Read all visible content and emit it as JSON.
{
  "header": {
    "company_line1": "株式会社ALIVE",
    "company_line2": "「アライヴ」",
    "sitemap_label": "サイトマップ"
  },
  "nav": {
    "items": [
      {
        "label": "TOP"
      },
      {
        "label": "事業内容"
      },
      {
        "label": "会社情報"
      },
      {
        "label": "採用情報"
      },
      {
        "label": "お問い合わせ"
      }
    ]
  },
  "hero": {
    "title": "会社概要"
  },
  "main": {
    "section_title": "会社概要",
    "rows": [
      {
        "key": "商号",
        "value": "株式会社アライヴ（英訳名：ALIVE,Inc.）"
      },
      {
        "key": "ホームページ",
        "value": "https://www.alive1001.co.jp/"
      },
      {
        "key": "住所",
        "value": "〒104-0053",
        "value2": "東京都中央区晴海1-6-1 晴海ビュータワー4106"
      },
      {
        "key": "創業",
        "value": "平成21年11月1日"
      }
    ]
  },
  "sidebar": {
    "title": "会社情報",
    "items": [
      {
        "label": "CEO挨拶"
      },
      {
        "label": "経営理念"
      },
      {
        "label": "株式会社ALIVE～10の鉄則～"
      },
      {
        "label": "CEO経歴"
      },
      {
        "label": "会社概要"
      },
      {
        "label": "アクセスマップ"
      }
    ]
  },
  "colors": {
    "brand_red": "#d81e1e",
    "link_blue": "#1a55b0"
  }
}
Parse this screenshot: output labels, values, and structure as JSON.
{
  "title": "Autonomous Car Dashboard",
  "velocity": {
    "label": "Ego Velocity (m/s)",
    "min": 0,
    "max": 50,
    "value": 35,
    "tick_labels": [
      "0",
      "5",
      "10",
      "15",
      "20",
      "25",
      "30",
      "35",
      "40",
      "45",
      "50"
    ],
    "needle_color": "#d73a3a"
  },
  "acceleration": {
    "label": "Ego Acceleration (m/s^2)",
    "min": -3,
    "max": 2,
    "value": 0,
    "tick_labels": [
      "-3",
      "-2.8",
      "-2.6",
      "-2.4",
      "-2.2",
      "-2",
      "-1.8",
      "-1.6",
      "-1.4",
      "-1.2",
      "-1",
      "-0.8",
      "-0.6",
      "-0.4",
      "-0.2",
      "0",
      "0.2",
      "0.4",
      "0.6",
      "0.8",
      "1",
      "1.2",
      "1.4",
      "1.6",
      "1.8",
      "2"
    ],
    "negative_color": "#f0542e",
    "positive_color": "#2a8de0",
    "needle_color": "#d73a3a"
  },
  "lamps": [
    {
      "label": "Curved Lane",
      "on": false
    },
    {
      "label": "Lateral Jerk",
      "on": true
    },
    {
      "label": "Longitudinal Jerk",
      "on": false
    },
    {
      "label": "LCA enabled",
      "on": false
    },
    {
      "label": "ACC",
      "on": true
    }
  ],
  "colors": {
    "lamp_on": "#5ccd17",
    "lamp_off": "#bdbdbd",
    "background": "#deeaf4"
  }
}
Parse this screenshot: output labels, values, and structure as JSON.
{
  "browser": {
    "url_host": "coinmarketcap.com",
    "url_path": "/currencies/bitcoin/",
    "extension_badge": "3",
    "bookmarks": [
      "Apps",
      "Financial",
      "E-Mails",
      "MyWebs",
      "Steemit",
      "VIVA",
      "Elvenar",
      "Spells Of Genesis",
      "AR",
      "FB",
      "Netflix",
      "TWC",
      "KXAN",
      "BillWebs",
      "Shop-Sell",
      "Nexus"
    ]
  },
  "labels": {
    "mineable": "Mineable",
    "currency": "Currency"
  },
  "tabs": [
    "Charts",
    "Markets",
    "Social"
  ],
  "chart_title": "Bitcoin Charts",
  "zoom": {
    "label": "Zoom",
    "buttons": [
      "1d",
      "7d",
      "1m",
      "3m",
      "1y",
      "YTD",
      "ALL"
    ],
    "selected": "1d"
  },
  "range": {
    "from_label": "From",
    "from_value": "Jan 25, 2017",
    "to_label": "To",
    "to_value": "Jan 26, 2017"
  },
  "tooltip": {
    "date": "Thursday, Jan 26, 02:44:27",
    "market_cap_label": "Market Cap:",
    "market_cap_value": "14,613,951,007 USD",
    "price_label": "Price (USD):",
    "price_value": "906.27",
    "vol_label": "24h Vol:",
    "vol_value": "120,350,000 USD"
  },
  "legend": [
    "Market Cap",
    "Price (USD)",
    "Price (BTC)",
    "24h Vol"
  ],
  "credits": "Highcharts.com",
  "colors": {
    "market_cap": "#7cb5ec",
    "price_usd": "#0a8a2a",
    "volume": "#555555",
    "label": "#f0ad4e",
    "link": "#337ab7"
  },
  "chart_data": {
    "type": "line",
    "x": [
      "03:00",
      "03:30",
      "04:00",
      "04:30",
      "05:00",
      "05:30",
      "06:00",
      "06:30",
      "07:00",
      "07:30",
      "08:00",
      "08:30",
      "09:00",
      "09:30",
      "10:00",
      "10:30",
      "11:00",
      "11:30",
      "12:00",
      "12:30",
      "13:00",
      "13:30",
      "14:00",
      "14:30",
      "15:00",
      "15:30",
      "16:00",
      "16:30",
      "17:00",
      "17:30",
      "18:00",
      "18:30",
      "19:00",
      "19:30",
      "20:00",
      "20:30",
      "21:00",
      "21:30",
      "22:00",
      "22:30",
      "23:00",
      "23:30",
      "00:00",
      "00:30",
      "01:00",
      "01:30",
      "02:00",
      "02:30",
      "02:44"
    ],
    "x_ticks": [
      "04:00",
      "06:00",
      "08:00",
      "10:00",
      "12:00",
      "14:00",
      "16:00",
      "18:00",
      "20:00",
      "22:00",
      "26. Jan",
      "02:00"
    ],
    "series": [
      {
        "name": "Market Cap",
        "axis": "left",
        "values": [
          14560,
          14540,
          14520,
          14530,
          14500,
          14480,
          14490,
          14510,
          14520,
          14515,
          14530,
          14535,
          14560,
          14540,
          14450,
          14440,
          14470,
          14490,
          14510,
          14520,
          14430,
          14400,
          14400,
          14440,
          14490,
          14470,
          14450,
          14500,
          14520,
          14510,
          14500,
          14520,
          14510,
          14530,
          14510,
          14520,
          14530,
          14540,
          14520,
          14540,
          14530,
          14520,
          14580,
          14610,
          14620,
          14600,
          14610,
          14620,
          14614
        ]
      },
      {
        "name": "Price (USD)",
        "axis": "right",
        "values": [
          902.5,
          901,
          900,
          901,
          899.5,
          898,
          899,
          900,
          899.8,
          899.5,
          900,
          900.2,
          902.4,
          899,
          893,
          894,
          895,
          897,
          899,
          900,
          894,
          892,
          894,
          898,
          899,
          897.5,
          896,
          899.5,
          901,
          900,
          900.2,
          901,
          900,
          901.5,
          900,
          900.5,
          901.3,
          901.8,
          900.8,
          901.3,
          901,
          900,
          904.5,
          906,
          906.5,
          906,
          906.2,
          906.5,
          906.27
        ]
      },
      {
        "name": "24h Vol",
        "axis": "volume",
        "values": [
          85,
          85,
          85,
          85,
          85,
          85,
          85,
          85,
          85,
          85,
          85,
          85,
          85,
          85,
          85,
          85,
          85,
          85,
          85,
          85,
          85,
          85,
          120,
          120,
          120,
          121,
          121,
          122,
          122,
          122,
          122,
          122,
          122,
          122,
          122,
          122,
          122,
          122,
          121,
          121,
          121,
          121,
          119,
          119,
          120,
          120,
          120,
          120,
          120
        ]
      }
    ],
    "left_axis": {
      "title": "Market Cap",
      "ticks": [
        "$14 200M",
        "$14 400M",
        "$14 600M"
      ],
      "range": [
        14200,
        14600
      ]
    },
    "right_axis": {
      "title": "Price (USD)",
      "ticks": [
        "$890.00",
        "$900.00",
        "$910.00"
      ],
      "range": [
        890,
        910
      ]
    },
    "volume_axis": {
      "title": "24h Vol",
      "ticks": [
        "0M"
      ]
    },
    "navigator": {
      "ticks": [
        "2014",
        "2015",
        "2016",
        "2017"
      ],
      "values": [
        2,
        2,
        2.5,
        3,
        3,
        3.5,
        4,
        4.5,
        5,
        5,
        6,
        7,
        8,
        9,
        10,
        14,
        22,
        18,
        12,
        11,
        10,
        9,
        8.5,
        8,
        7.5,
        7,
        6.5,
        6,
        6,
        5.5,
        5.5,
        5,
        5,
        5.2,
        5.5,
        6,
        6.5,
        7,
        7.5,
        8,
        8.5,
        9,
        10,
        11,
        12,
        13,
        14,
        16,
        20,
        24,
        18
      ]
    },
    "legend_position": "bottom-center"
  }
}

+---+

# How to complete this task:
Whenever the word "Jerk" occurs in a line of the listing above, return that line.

# Response to the exercise:
      "label": "Lateral Jerk",
      "label": "Longitudinal Jerk",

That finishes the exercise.